**TASK TO COMPLETE:** Please give the data again in full, exactly as it reads.

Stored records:
===
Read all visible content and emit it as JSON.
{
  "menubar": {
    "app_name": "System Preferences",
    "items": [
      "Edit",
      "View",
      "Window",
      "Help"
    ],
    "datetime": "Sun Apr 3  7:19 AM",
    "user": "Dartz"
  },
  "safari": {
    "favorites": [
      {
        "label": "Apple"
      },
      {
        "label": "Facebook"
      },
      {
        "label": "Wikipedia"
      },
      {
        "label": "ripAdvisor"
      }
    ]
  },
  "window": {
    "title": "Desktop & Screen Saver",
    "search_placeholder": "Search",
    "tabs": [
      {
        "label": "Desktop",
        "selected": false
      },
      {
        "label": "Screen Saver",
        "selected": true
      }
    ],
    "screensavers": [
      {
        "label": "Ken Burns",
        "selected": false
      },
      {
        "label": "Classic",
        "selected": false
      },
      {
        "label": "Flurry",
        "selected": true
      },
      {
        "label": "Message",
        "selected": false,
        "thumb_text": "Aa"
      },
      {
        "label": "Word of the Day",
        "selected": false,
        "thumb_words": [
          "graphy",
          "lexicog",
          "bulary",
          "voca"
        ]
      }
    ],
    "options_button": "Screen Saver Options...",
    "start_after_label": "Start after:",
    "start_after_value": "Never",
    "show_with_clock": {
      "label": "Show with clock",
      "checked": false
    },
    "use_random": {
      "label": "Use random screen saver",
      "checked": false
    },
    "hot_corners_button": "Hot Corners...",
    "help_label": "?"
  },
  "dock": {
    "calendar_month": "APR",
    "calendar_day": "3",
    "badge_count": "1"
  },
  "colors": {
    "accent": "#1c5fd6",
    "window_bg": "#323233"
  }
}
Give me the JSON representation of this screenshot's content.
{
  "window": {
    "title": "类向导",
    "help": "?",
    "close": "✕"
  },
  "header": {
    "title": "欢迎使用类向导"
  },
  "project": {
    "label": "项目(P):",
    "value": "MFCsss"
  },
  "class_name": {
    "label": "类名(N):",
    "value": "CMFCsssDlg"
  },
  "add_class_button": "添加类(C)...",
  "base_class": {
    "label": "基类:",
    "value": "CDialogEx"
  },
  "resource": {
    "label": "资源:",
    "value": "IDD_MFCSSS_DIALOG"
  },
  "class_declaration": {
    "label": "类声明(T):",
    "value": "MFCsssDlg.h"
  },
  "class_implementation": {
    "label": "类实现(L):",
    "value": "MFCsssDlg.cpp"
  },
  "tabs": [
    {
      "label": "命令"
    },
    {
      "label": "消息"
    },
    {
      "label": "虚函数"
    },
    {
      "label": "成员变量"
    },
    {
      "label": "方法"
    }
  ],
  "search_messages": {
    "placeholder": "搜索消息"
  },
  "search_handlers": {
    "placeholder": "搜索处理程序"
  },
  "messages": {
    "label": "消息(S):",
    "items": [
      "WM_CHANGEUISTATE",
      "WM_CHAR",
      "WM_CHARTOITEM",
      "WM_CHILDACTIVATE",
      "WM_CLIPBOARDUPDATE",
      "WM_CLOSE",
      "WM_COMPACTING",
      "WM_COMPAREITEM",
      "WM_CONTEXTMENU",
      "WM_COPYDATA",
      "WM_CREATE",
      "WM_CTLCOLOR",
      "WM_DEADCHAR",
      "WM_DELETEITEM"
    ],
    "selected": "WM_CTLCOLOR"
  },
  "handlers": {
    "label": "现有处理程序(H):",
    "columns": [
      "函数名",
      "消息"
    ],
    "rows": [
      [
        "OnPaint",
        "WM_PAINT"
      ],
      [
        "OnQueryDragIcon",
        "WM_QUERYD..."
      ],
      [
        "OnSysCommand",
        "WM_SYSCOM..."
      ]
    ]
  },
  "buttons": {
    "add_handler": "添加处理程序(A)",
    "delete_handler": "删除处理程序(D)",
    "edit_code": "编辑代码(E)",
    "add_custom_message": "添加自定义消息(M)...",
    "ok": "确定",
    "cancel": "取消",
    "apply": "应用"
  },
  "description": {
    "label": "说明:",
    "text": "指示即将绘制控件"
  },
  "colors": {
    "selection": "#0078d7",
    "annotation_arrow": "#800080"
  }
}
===
**COMPLETED TASK:**
Read all visible content and emit it as JSON.
{
  "menubar": {
    "app_name": "System Preferences",
    "items": [
      "Edit",
      "View",
      "Window",
      "Help"
    ],
    "datetime": "Sun Apr 3  7:19 AM",
    "user": "Dartz"
  },
  "safari": {
    "favorites": [
      {
        "label": "Apple"
      },
      {
        "label": "Facebook"
      },
      {
        "label": "Wikipedia"
      },
      {
        "label": "ripAdvisor"
      }
    ]
  },
  "window": {
    "title": "Desktop & Screen Saver",
    "search_placeholder": "Search",
    "tabs": [
      {
        "label": "Desktop",
        "selected": false
      },
      {
        "label": "Screen Saver",
        "selected": true
      }
    ],
    "screensavers": [
      {
        "label": "Ken Burns",
        "selected": false
      },
      {
        "label": "Classic",
        "selected": false
      },
      {
        "label": "Flurry",
        "selected": true
      },
      {
        "label": "Message",
        "selected": false,
        "thumb_text": "Aa"
      },
      {
        "label": "Word of the Day",
        "selected": false,
        "thumb_words": [
          "graphy",
          "lexicog",
          "bulary",
          "voca"
        ]
      }
    ],
    "options_button": "Screen Saver Options...",
    "start_after_label": "Start after:",
    "start_after_value": "Never",
    "show_with_clock": {
      "label": "Show with clock",
      "checked": false
    },
    "use_random": {
      "label": "Use random screen saver",
      "checked": false
    },
    "hot_corners_button": "Hot Corners...",
    "help_label": "?"
  },
  "dock": {
    "calendar_month": "APR",
    "calendar_day": "3",
    "badge_count": "1"
  },
  "colors": {
    "accent": "#1c5fd6",
    "window_bg": "#323233"
  }
}
Give me the JSON representation of this screenshot's content.
{
  "window": {
    "title": "类向导",
    "help": "?",
    "close": "✕"
  },
  "header": {
    "title": "欢迎使用类向导"
  },
  "project": {
    "label": "项目(P):",
    "value": "MFCsss"
  },
  "class_name": {
    "label": "类名(N):",
    "value": "CMFCsssDlg"
  },
  "add_class_button": "添加类(C)...",
  "base_class": {
    "label": "基类:",
    "value": "CDialogEx"
  },
  "resource": {
    "label": "资源:",
    "value": "IDD_MFCSSS_DIALOG"
  },
  "class_declaration": {
    "label": "类声明(T):",
    "value": "MFCsssDlg.h"
  },
  "class_implementation": {
    "label": "类实现(L):",
    "value": "MFCsssDlg.cpp"
  },
  "tabs": [
    {
      "label": "命令"
    },
    {
      "label": "消息"
    },
    {
      "label": "虚函数"
    },
    {
      "label": "成员变量"
    },
    {
      "label": "方法"
    }
  ],
  "search_messages": {
    "placeholder": "搜索消息"
  },
  "search_handlers": {
    "placeholder": "搜索处理程序"
  },
  "messages": {
    "label": "消息(S):",
    "items": [
      "WM_CHANGEUISTATE",
      "WM_CHAR",
      "WM_CHARTOITEM",
      "WM_CHILDACTIVATE",
      "WM_CLIPBOARDUPDATE",
      "WM_CLOSE",
      "WM_COMPACTING",
      "WM_COMPAREITEM",
      "WM_CONTEXTMENU",
      "WM_COPYDATA",
      "WM_CREATE",
      "WM_CTLCOLOR",
      "WM_DEADCHAR",
      "WM_DELETEITEM"
    ],
    "selected": "WM_CTLCOLOR"
  },
  "handlers": {
    "label": "现有处理程序(H):",
    "columns": [
      "函数名",
      "消息"
    ],
    "rows": [
      [
        "OnPaint",
        "WM_PAINT"
      ],
      [
        "OnQueryDragIcon",
        "WM_QUERYD..."
      ],
      [
        "OnSysCommand",
        "WM_SYSCOM..."
      ]
    ]
  },
  "buttons": {
    "add_handler": "添加处理程序(A)",
    "delete_handler": "删除处理程序(D)",
    "edit_code": "编辑代码(E)",
    "add_custom_message": "添加自定义消息(M)...",
    "ok": "确定",
    "cancel": "取消",
    "apply": "应用"
  },
  "description": {
    "label": "说明:",
    "text": "指示即将绘制控件"
  },
  "colors": {
    "selection": "#0078d7",
    "annotation_arrow": "#800080"
  }
}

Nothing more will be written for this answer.